Self-assembled cellular patterns predict cartilage formation from mesenchymal stromal cells

The seminar will be conducted at Room 301, Samgatha building, Nila campus
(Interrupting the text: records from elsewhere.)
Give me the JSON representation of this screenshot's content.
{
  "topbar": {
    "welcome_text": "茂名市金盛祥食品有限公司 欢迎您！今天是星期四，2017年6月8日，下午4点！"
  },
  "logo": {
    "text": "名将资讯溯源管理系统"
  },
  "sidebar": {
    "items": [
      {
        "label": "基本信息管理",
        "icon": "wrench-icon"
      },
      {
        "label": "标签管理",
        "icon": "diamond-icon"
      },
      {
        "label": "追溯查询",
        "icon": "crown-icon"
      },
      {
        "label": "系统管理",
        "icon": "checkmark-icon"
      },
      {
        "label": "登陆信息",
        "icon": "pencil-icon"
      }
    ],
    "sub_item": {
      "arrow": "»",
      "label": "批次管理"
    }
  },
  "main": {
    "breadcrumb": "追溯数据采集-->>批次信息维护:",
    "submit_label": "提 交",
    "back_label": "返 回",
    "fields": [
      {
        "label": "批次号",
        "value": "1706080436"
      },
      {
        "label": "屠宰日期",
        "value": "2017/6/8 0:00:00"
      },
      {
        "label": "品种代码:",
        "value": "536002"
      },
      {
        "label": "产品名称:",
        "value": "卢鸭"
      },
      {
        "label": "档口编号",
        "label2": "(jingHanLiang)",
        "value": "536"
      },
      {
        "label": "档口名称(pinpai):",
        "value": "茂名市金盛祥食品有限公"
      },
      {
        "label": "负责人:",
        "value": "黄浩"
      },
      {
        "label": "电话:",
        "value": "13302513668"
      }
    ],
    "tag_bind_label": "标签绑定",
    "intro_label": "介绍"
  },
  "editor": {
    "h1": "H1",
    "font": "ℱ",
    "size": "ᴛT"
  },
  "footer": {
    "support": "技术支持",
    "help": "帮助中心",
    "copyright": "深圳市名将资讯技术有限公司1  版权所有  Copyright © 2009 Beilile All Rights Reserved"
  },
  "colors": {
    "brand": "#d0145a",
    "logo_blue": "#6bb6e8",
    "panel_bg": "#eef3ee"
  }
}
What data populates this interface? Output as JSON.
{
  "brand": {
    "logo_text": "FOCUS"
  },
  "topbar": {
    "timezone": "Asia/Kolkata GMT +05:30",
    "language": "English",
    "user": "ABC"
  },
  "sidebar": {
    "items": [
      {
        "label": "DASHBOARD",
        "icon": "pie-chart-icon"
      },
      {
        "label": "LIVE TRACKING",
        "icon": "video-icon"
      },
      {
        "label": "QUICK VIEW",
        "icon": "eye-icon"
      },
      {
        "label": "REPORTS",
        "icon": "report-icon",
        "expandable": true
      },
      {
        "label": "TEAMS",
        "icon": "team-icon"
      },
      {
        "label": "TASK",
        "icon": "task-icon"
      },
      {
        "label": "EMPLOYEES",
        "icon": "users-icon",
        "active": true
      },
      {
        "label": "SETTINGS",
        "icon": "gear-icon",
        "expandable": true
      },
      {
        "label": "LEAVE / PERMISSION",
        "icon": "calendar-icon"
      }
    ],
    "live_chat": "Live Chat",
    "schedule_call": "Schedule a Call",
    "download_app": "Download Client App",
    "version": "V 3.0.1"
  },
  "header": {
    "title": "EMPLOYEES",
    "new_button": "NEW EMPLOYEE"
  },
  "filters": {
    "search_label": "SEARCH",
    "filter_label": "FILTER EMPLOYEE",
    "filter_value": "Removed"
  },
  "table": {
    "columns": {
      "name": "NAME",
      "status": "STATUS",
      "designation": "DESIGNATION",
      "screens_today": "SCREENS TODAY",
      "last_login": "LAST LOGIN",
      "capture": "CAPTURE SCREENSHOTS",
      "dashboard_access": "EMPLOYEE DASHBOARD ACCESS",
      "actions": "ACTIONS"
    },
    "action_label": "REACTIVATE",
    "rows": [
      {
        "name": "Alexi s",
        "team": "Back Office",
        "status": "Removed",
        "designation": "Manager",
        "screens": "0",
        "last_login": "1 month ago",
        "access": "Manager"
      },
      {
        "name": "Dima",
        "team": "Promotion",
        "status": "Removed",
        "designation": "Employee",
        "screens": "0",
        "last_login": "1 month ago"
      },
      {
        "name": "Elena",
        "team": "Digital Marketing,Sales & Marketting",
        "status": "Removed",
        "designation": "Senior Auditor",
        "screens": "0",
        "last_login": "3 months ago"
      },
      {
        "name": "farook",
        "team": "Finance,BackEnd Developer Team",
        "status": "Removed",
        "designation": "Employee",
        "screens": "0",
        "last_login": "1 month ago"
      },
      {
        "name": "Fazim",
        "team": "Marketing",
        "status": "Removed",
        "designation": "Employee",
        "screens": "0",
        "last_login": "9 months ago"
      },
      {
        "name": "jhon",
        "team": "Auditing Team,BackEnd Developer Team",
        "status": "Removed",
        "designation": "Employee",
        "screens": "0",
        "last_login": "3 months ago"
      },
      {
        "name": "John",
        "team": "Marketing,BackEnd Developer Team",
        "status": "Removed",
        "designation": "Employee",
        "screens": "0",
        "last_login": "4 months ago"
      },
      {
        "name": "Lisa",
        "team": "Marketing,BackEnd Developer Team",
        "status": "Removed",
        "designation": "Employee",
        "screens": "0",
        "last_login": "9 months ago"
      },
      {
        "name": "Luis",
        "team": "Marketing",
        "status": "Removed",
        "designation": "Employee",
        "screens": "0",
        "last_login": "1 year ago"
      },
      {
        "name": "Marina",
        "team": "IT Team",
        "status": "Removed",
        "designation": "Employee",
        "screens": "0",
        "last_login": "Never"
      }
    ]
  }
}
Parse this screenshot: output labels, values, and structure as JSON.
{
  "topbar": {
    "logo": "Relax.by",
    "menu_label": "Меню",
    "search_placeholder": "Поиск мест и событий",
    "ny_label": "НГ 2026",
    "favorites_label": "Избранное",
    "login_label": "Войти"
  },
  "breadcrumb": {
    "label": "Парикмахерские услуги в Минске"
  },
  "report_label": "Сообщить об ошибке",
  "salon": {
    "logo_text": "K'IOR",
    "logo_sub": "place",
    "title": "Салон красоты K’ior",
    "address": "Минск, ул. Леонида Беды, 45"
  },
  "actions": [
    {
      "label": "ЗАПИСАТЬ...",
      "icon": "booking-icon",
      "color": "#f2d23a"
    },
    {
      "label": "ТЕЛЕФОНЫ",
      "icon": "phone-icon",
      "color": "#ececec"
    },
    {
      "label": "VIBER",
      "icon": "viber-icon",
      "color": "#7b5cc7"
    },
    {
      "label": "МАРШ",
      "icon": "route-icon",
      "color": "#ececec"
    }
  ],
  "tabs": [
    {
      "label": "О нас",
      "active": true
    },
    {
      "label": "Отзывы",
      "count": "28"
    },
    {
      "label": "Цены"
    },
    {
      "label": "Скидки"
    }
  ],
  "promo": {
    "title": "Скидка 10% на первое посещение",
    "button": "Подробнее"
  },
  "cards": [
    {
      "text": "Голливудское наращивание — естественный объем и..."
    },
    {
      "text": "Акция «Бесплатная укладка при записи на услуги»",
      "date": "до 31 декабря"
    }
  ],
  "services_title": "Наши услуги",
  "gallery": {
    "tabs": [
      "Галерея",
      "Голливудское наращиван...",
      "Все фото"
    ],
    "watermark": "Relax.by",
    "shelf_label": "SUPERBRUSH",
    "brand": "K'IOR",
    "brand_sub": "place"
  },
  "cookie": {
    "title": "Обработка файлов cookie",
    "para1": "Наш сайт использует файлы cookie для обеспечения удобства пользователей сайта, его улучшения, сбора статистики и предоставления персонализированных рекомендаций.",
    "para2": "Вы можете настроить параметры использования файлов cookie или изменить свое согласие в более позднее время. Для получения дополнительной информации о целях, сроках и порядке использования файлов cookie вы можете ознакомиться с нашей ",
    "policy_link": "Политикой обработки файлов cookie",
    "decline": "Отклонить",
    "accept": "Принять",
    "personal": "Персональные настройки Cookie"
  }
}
The growing promise of cell therapy has called forth a need for assays that predict efficacy of a batch of cells for a specific clinical indication. One such case is the mesenchymal stem cell (MSC) therapy for cartilage repair. In this case, the commonly used in-vitro assay for predicting the efficacy of cells for cartilage regeneration is the chondrogenic differentiation assay, a relatively slow process of 21 days followed by protein quantification assays. We propose an alternate efficacy-prediction assay, which is based on self-assembly of these cells. We observed that the self-assembly patterns that emerge in confluent cultures of MSCs were cell batch-specific and reproducible across technical replicates. Further, the topological defect sites within the self-assembly pattern corresponded to mesenchymal condensations – the dense cellular aggregates that appear during the physiological process of skeletal morphogenesis. Hence, we hypothesized that the self-assembly pattern might correlate with the chondrogenic differentiation outcome. To test this, we quantified the degree-of-order of the self-assembled pattern. We observed a strong predictive correlation between the degree-of-order of the pattern at day 9 and the chondrogenic potential later estimated from in vitro chondrogenic differentiation assay at day 21. Our findings provide the rationale and proof-of-concept for using self-assembly patterns to monitor chondrogenic commitment efficacy of cell populations, with implications for cell therapy production.